==== SUPPLIED MATERIAL ====

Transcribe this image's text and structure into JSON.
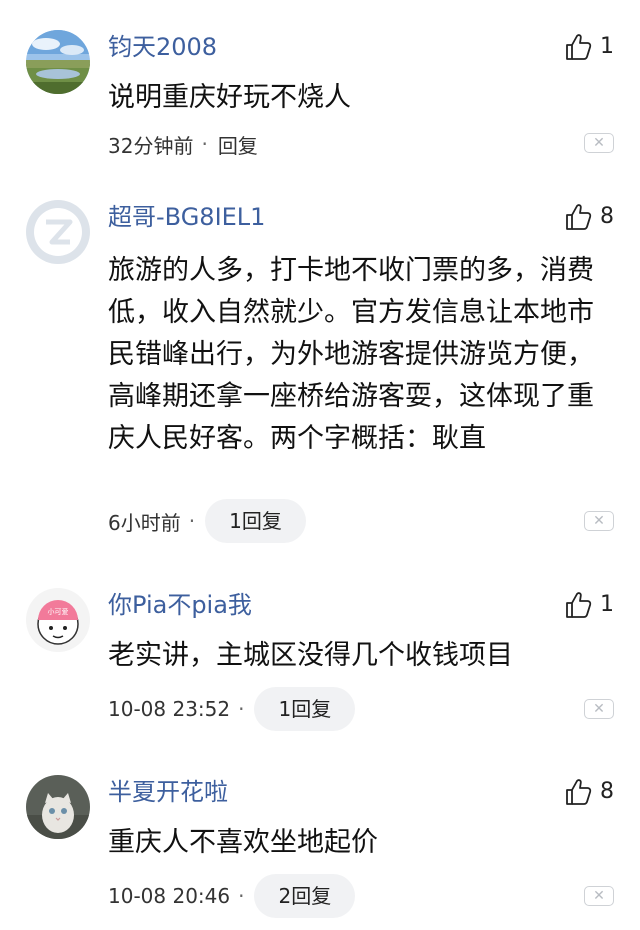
{
  "comments": [
    {
      "username": "钧天2008",
      "likes": "1",
      "content": "说明重庆好玩不烧人",
      "time": "32分钟前",
      "separator": "·",
      "reply": "回复"
    },
    {
      "username": "超哥-BG8IEL1",
      "likes": "8",
      "content": "旅游的人多，打卡地不收门票的多，消费低，收入自然就少。官方发信息让本地市民错峰出行，为外地游客提供游览方便，高峰期还拿一座桥给游客耍，这体现了重庆人民好客。两个字概括：耿直",
      "time": "6小时前",
      "separator": "·",
      "reply": "1回复"
    },
    {
      "username": "你Pia不pia我",
      "likes": "1",
      "content": "老实讲，主城区没得几个收钱项目",
      "time": "10-08 23:52",
      "separator": "·",
      "reply": "1回复",
      "avatar_text": "小可爱"
    },
    {
      "username": "半夏开花啦",
      "likes": "8",
      "content": "重庆人不喜欢坐地起价",
      "time": "10-08 20:46",
      "separator": "·",
      "reply": "2回复"
    }
  ],
  "icons": {
    "like": "thumbs-up-icon",
    "close": "close-icon"
  },
  "colors": {
    "username": "#3d5f9e",
    "pill_bg": "#f1f2f4"
  }
}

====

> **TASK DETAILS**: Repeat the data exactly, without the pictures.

> **REPLY TO THE TASK**:
Transcribe this image's text and structure into JSON.
{
  "comments": [
    {
      "username": "钧天2008",
      "likes": "1",
      "content": "说明重庆好玩不烧人",
      "time": "32分钟前",
      "separator": "·",
      "reply": "回复"
    },
    {
      "username": "超哥-BG8IEL1",
      "likes": "8",
      "content": "旅游的人多，打卡地不收门票的多，消费低，收入自然就少。官方发信息让本地市民错峰出行，为外地游客提供游览方便，高峰期还拿一座桥给游客耍，这体现了重庆人民好客。两个字概括：耿直",
      "time": "6小时前",
      "separator": "·",
      "reply": "1回复"
    },
    {
      "username": "你Pia不pia我",
      "likes": "1",
      "content": "老实讲，主城区没得几个收钱项目",
      "time": "10-08 23:52",
      "separator": "·",
      "reply": "1回复",
      "avatar_text": "小可爱"
    },
    {
      "username": "半夏开花啦",
      "likes": "8",
      "content": "重庆人不喜欢坐地起价",
      "time": "10-08 20:46",
      "separator": "·",
      "reply": "2回复"
    }
  ],
  "icons": {
    "like": "thumbs-up-icon",
    "close": "close-icon"
  },
  "colors": {
    "username": "#3d5f9e",
    "pill_bg": "#f1f2f4"
  }
}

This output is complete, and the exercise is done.